+++ Source material +++
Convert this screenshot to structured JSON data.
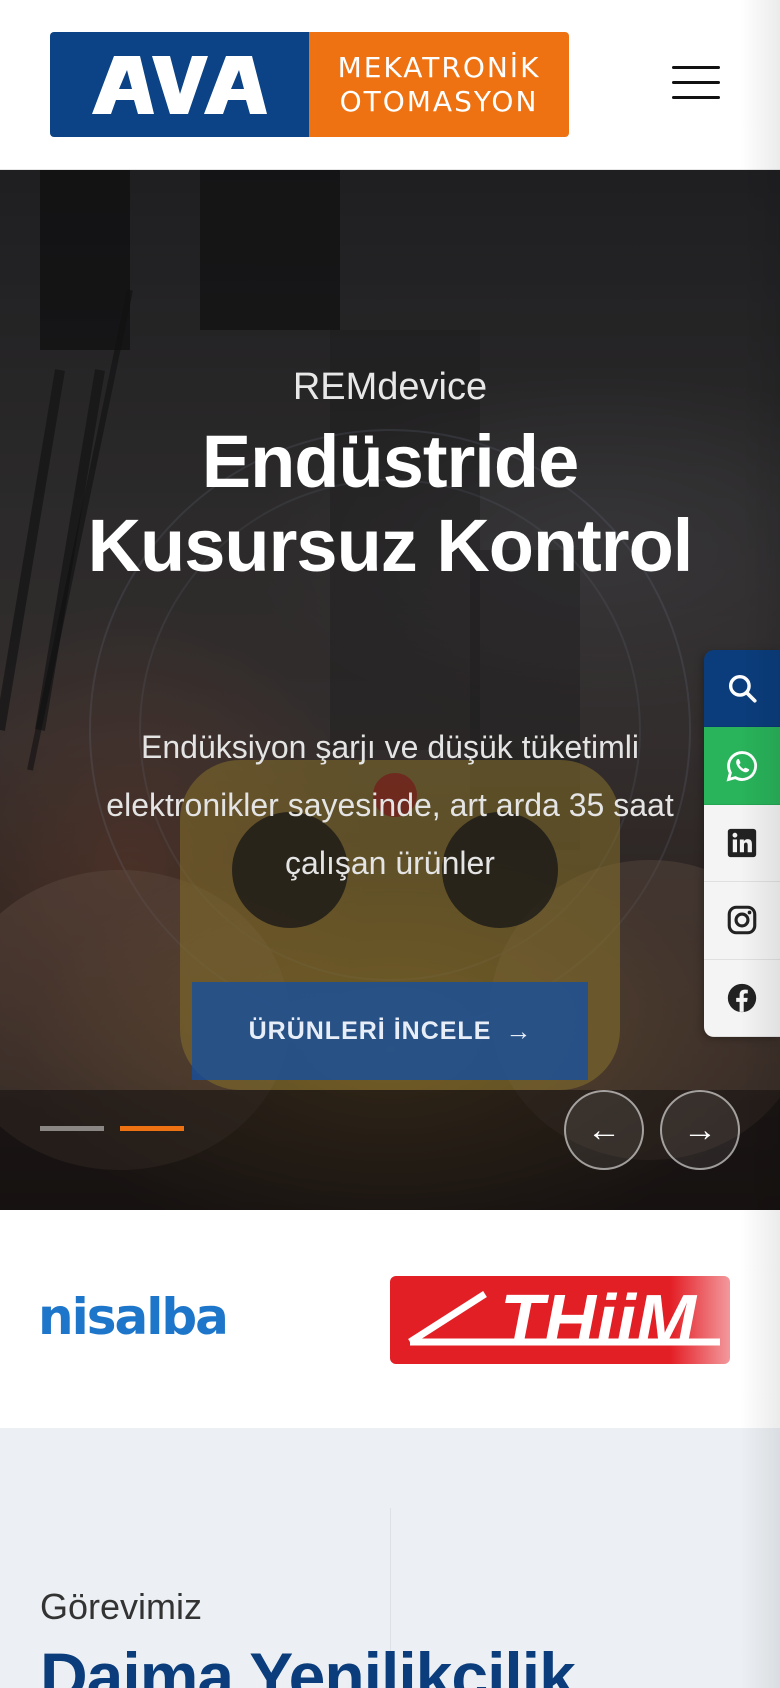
{
  "header": {
    "logo": {
      "mark_text": "AVA",
      "line1": "MEKATRONİK",
      "line2": "OTOMASYON"
    },
    "menu_icon": "hamburger-icon"
  },
  "hero": {
    "eyebrow": "REMdevice",
    "title": "Endüstride Kusursuz Kontrol",
    "description": "Endüksiyon şarjı ve düşük tüketimli elektronikler sayesinde, art arda 35 saat çalışan ürünler",
    "cta_label": "ÜRÜNLERİ İNCELE",
    "cta_icon": "arrow-right-icon",
    "slides": {
      "total": 2,
      "active": 2
    },
    "prev_label": "←",
    "next_label": "→"
  },
  "side_bar": {
    "items": [
      "search-icon",
      "whatsapp-icon",
      "linkedin-icon",
      "instagram-icon",
      "facebook-icon"
    ]
  },
  "brands": {
    "items": [
      "nisalba",
      "THiiM"
    ]
  },
  "mission": {
    "eyebrow": "Görevimiz",
    "title": "Daima Yenilikçilik"
  },
  "colors": {
    "brand_blue": "#0b4386",
    "brand_orange": "#ee7212",
    "whatsapp_green": "#29b35a",
    "heading_blue": "#0b3d7c"
  }
}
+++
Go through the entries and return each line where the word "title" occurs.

    "title": "Endüstride Kusursuz Kontrol",
    "title": "Daima Yenilikçilik"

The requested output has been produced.